By Eva Pasco, author of "Underlying Notes"
Tilt-a-Whirl, Flying Scooter, The Whip--just a
smattering of exciting rides at Crescent Park that pinned you to your seat with centrifugal
force. Crescent Park was the "Coney Island of New England." Birthed in
1886 to amuse, the park was built around the 400 foot Bullocks Point Dock along the
shores of Riverside, Rhode Island. Construction of The Carousel was
commissioned to lure people off the beaches, much to their amusement. Over the years the park changed
ownership and during the war (1941-1945), much of its structures were in disrepair and decay. In
1951, Crescent Park was revived in the spirit of amusement, such that it
flourished in the 50s and 60s. Penny Arcade, Alhambra Ballroom, Shore Dinner Hall...here I come!
Nearly every Sixties summer Sunday my dad drove us
to Crescent Park--not my choice, but my sister's. Polar
opposites, she never got her fill of thrills on the adult rides my father accompanied her on,
whereas I was always too chicken to take a ride on the wild side. The Whip and Dodge
Ems were more my speed. I did ride the Ferris Wheel with my sister who tormented me by
rocking the cradle if we were stuck at the top during ticket collection. I bobbed up and
down on the Merry-Go-Round horses inside The Carousel, but never considered
tossing metal rings into the clown's gaping mouth, let alone going for the brass one.
I took my chances inside the dark
and mysterious Penny Arcade, always fascinated by the robotic fortune teller sitting
inside a glass booth. For a quarter, I snatched my mass-produced fortune while the
snaggletooth’s eyes glared at me. Strolling by the concession stands, one soaked up enough oil
fumes from the fries and dough boys, while inhaling the cloying sweetness of cotton candy which my
sister and I sometimes shared, but never finished. My favorite stand was the Fish Pond
where you scooped a fish into your net and won the prize whose number corresponded with the number
at the bottom of your fish. I remember walking away with a Kewpie doll on a stick. Gee, I
wonder how much that cost my dad...
Though my mother and I were not totally amused by
spending our Sunday afternoon at the park, all of us enjoyed eating clam cakes and chowder at the

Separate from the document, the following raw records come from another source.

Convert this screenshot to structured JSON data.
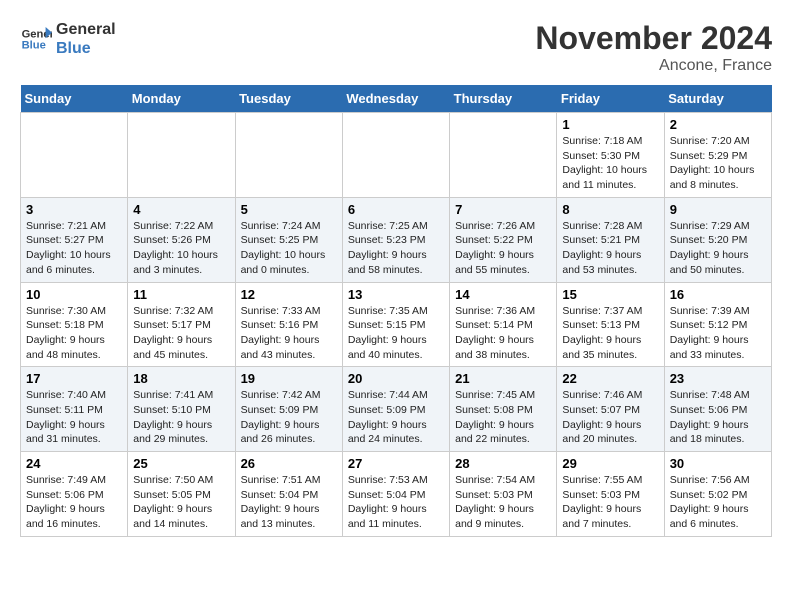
{
  "header": {
    "logo_line1": "General",
    "logo_line2": "Blue",
    "month": "November 2024",
    "location": "Ancone, France"
  },
  "weekdays": [
    "Sunday",
    "Monday",
    "Tuesday",
    "Wednesday",
    "Thursday",
    "Friday",
    "Saturday"
  ],
  "weeks": [
    [
      {
        "day": "",
        "info": ""
      },
      {
        "day": "",
        "info": ""
      },
      {
        "day": "",
        "info": ""
      },
      {
        "day": "",
        "info": ""
      },
      {
        "day": "",
        "info": ""
      },
      {
        "day": "1",
        "info": "Sunrise: 7:18 AM\nSunset: 5:30 PM\nDaylight: 10 hours and 11 minutes."
      },
      {
        "day": "2",
        "info": "Sunrise: 7:20 AM\nSunset: 5:29 PM\nDaylight: 10 hours and 8 minutes."
      }
    ],
    [
      {
        "day": "3",
        "info": "Sunrise: 7:21 AM\nSunset: 5:27 PM\nDaylight: 10 hours and 6 minutes."
      },
      {
        "day": "4",
        "info": "Sunrise: 7:22 AM\nSunset: 5:26 PM\nDaylight: 10 hours and 3 minutes."
      },
      {
        "day": "5",
        "info": "Sunrise: 7:24 AM\nSunset: 5:25 PM\nDaylight: 10 hours and 0 minutes."
      },
      {
        "day": "6",
        "info": "Sunrise: 7:25 AM\nSunset: 5:23 PM\nDaylight: 9 hours and 58 minutes."
      },
      {
        "day": "7",
        "info": "Sunrise: 7:26 AM\nSunset: 5:22 PM\nDaylight: 9 hours and 55 minutes."
      },
      {
        "day": "8",
        "info": "Sunrise: 7:28 AM\nSunset: 5:21 PM\nDaylight: 9 hours and 53 minutes."
      },
      {
        "day": "9",
        "info": "Sunrise: 7:29 AM\nSunset: 5:20 PM\nDaylight: 9 hours and 50 minutes."
      }
    ],
    [
      {
        "day": "10",
        "info": "Sunrise: 7:30 AM\nSunset: 5:18 PM\nDaylight: 9 hours and 48 minutes."
      },
      {
        "day": "11",
        "info": "Sunrise: 7:32 AM\nSunset: 5:17 PM\nDaylight: 9 hours and 45 minutes."
      },
      {
        "day": "12",
        "info": "Sunrise: 7:33 AM\nSunset: 5:16 PM\nDaylight: 9 hours and 43 minutes."
      },
      {
        "day": "13",
        "info": "Sunrise: 7:35 AM\nSunset: 5:15 PM\nDaylight: 9 hours and 40 minutes."
      },
      {
        "day": "14",
        "info": "Sunrise: 7:36 AM\nSunset: 5:14 PM\nDaylight: 9 hours and 38 minutes."
      },
      {
        "day": "15",
        "info": "Sunrise: 7:37 AM\nSunset: 5:13 PM\nDaylight: 9 hours and 35 minutes."
      },
      {
        "day": "16",
        "info": "Sunrise: 7:39 AM\nSunset: 5:12 PM\nDaylight: 9 hours and 33 minutes."
      }
    ],
    [
      {
        "day": "17",
        "info": "Sunrise: 7:40 AM\nSunset: 5:11 PM\nDaylight: 9 hours and 31 minutes."
      },
      {
        "day": "18",
        "info": "Sunrise: 7:41 AM\nSunset: 5:10 PM\nDaylight: 9 hours and 29 minutes."
      },
      {
        "day": "19",
        "info": "Sunrise: 7:42 AM\nSunset: 5:09 PM\nDaylight: 9 hours and 26 minutes."
      },
      {
        "day": "20",
        "info": "Sunrise: 7:44 AM\nSunset: 5:09 PM\nDaylight: 9 hours and 24 minutes."
      },
      {
        "day": "21",
        "info": "Sunrise: 7:45 AM\nSunset: 5:08 PM\nDaylight: 9 hours and 22 minutes."
      },
      {
        "day": "22",
        "info": "Sunrise: 7:46 AM\nSunset: 5:07 PM\nDaylight: 9 hours and 20 minutes."
      },
      {
        "day": "23",
        "info": "Sunrise: 7:48 AM\nSunset: 5:06 PM\nDaylight: 9 hours and 18 minutes."
      }
    ],
    [
      {
        "day": "24",
        "info": "Sunrise: 7:49 AM\nSunset: 5:06 PM\nDaylight: 9 hours and 16 minutes."
      },
      {
        "day": "25",
        "info": "Sunrise: 7:50 AM\nSunset: 5:05 PM\nDaylight: 9 hours and 14 minutes."
      },
      {
        "day": "26",
        "info": "Sunrise: 7:51 AM\nSunset: 5:04 PM\nDaylight: 9 hours and 13 minutes."
      },
      {
        "day": "27",
        "info": "Sunrise: 7:53 AM\nSunset: 5:04 PM\nDaylight: 9 hours and 11 minutes."
      },
      {
        "day": "28",
        "info": "Sunrise: 7:54 AM\nSunset: 5:03 PM\nDaylight: 9 hours and 9 minutes."
      },
      {
        "day": "29",
        "info": "Sunrise: 7:55 AM\nSunset: 5:03 PM\nDaylight: 9 hours and 7 minutes."
      },
      {
        "day": "30",
        "info": "Sunrise: 7:56 AM\nSunset: 5:02 PM\nDaylight: 9 hours and 6 minutes."
      }
    ]
  ]
}
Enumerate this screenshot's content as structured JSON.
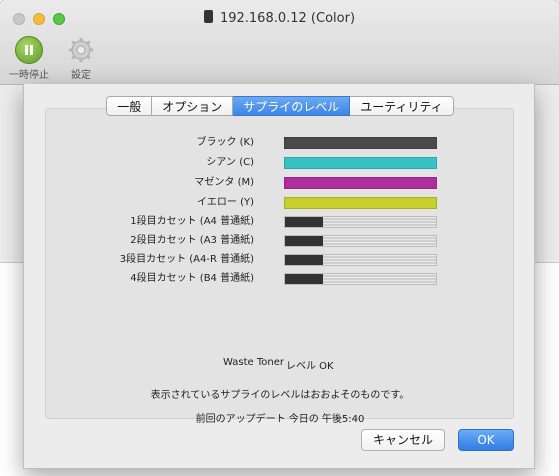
{
  "window": {
    "title": "192.168.0.12 (Color)",
    "toolbar": {
      "pause_label": "一時停止",
      "settings_label": "設定"
    }
  },
  "tabs": [
    {
      "label": "一般",
      "active": false
    },
    {
      "label": "オプション",
      "active": false
    },
    {
      "label": "サプライのレベル",
      "active": true
    },
    {
      "label": "ユーティリティ",
      "active": false
    }
  ],
  "supplies": [
    {
      "label": "ブラック (K)",
      "color": "#4a4a4a",
      "level": 1.0
    },
    {
      "label": "シアン (C)",
      "color": "#37c3c6",
      "level": 1.0
    },
    {
      "label": "マゼンタ (M)",
      "color": "#b22d9c",
      "level": 1.0
    },
    {
      "label": "イエロー (Y)",
      "color": "#c9cf2a",
      "level": 1.0
    }
  ],
  "trays": [
    {
      "label": "1段目カセット (A4 普通紙)",
      "level": 0.25
    },
    {
      "label": "2段目カセット (A3 普通紙)",
      "level": 0.25
    },
    {
      "label": "3段目カセット (A4-R 普通紙)",
      "level": 0.25
    },
    {
      "label": "4段目カセット (B4 普通紙)",
      "level": 0.25
    }
  ],
  "waste_toner": {
    "label": "Waste Toner",
    "value": "レベル OK"
  },
  "note": "表示されているサプライのレベルはおおよそのものです。",
  "last_update": "前回のアップデート 今日の 午後5:40",
  "buttons": {
    "cancel": "キャンセル",
    "ok": "OK"
  },
  "colors": {
    "accent": "#3d86e6"
  }
}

Shore Dinner Hall, reminiscent of a big mess hall. Sitting on a bench along a cafeteria
table, the sea air stirred our appetite for typical New England fare. Although the food was delicious, I now wonder
how much of the chowder was flavored with cigarette ashes rumored to flavor the pot.
Changing tastes in amusement, financial problems, and
pollution contributed to the death of Crescent Park in 1979. By then the Alhambra
Ballroom perished in a fire, and the park had that rundown look. However, The
Carousel was saved and still goes round and round as do the nostalgic memories of a bygone
era when families stuck together and took a Sunday drive to some enchanting or